*** DATA TO USE ***

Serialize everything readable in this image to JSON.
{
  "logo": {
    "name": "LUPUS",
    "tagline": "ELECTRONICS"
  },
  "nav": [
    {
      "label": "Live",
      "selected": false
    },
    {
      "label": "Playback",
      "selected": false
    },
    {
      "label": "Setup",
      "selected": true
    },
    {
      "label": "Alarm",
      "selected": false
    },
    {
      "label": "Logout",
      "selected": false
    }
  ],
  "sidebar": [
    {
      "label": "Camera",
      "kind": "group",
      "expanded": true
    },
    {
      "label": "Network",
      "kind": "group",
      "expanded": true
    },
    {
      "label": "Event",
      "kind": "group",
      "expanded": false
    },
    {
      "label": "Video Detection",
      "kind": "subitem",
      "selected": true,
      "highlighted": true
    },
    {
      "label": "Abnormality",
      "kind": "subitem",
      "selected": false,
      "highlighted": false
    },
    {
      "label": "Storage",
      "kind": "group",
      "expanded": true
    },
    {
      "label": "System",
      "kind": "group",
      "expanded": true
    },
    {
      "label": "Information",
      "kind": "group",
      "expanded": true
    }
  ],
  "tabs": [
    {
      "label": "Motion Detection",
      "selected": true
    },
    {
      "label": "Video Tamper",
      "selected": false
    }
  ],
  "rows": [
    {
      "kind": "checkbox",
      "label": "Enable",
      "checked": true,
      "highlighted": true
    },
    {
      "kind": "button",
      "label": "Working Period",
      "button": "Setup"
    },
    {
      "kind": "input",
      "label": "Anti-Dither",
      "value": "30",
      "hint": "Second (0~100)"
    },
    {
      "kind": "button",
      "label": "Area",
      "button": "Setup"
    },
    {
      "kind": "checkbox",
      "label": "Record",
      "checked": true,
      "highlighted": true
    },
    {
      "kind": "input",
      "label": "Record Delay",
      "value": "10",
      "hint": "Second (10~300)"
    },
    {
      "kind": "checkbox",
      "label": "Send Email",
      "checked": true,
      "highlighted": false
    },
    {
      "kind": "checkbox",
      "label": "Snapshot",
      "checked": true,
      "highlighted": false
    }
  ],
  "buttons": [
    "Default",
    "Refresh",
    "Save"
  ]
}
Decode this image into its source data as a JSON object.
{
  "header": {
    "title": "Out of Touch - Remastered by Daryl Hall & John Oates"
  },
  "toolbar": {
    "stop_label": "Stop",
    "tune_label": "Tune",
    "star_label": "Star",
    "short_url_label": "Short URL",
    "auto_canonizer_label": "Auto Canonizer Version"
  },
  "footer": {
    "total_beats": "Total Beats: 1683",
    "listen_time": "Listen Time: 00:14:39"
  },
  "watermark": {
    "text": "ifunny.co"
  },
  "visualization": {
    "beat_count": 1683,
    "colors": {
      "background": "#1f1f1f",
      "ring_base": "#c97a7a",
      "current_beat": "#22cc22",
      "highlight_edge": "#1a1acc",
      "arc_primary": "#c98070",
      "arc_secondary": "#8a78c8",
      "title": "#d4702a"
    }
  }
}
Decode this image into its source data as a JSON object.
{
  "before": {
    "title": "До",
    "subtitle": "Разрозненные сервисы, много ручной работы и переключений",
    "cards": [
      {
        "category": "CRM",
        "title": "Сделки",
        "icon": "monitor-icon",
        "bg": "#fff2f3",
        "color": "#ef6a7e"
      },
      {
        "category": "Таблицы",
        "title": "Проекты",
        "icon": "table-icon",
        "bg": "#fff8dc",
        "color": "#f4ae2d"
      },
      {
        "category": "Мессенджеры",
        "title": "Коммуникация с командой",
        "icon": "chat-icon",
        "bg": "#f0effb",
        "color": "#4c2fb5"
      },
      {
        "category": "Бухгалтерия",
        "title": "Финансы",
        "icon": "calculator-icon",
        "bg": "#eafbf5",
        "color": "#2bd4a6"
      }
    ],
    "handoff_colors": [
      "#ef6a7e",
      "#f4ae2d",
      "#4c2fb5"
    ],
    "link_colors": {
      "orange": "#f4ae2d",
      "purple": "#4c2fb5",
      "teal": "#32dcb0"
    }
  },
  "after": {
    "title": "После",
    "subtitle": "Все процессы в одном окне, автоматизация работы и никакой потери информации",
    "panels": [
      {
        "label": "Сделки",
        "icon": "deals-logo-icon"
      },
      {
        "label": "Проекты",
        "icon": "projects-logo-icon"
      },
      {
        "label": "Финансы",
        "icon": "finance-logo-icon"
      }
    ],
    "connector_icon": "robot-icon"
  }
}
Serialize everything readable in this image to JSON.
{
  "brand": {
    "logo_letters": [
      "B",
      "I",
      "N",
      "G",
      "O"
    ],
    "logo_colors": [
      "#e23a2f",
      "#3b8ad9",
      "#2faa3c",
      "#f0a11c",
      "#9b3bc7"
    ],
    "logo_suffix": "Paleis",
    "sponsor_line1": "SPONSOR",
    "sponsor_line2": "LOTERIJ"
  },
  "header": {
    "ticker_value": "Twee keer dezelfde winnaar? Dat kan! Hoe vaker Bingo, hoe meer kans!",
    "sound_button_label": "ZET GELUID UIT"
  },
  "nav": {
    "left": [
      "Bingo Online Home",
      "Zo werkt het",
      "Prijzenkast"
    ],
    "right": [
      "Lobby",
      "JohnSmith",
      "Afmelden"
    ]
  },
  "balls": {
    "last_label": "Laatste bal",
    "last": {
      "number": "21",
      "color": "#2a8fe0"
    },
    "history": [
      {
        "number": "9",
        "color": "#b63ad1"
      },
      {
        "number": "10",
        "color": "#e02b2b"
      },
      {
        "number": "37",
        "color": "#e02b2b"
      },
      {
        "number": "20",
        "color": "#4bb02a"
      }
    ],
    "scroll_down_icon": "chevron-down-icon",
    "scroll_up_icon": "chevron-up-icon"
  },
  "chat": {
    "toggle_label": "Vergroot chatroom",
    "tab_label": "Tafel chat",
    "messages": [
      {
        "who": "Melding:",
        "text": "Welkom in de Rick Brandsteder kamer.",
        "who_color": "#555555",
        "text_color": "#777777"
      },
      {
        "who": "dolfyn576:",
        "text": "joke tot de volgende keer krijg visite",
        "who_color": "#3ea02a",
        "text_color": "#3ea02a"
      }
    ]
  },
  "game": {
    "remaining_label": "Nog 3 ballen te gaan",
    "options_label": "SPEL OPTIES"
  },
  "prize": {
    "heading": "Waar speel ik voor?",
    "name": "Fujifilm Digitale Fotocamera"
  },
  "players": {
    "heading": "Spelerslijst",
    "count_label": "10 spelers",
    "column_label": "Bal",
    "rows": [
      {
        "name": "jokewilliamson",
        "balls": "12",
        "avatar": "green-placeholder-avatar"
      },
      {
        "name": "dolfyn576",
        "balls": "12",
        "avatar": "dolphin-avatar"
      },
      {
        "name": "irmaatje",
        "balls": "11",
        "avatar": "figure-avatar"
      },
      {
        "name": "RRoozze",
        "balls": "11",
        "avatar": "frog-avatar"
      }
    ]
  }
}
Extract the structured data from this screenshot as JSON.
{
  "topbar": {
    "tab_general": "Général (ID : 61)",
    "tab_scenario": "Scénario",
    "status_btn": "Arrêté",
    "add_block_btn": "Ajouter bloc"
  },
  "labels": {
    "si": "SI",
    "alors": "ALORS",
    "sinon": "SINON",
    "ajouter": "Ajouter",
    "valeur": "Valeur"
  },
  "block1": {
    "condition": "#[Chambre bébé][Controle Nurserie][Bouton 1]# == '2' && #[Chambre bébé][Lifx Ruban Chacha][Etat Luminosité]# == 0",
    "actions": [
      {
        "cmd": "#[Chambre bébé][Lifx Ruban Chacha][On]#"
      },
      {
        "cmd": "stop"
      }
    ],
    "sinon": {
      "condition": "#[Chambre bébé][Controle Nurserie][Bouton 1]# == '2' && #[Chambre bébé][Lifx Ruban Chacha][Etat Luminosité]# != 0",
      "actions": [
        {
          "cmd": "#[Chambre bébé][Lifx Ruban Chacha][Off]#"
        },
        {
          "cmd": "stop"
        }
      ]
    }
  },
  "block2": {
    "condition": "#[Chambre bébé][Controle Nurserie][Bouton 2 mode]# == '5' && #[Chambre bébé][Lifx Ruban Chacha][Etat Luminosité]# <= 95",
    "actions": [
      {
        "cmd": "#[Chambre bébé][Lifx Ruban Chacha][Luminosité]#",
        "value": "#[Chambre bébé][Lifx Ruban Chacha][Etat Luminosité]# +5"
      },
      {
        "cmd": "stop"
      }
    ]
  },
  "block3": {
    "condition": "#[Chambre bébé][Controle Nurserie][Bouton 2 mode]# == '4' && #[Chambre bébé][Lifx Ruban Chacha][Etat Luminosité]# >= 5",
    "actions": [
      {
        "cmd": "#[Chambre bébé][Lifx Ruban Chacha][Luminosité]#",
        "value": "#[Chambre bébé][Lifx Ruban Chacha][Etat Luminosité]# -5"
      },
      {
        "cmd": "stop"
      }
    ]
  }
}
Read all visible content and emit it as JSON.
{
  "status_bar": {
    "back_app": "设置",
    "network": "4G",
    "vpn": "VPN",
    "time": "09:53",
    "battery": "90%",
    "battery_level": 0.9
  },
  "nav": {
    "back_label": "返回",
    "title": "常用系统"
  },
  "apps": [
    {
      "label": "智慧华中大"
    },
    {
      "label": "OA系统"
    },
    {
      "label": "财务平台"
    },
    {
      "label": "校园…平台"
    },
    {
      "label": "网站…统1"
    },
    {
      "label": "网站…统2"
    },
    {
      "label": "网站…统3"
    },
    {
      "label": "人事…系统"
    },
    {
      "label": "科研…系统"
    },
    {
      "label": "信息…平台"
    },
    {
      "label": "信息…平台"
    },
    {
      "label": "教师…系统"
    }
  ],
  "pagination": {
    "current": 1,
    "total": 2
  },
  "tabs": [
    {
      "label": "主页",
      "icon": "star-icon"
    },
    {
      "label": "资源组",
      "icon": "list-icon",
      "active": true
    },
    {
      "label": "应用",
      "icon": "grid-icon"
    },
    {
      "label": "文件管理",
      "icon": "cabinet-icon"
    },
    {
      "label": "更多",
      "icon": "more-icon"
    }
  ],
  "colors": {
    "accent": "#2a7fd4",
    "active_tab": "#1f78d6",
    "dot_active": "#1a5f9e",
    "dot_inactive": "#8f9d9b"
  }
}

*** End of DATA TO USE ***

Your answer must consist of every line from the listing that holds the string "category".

_COMPLETED TASK:_
        "category": "CRM",
        "category": "Таблицы",
        "category": "Мессенджеры",
        "category": "Бухгалтерия",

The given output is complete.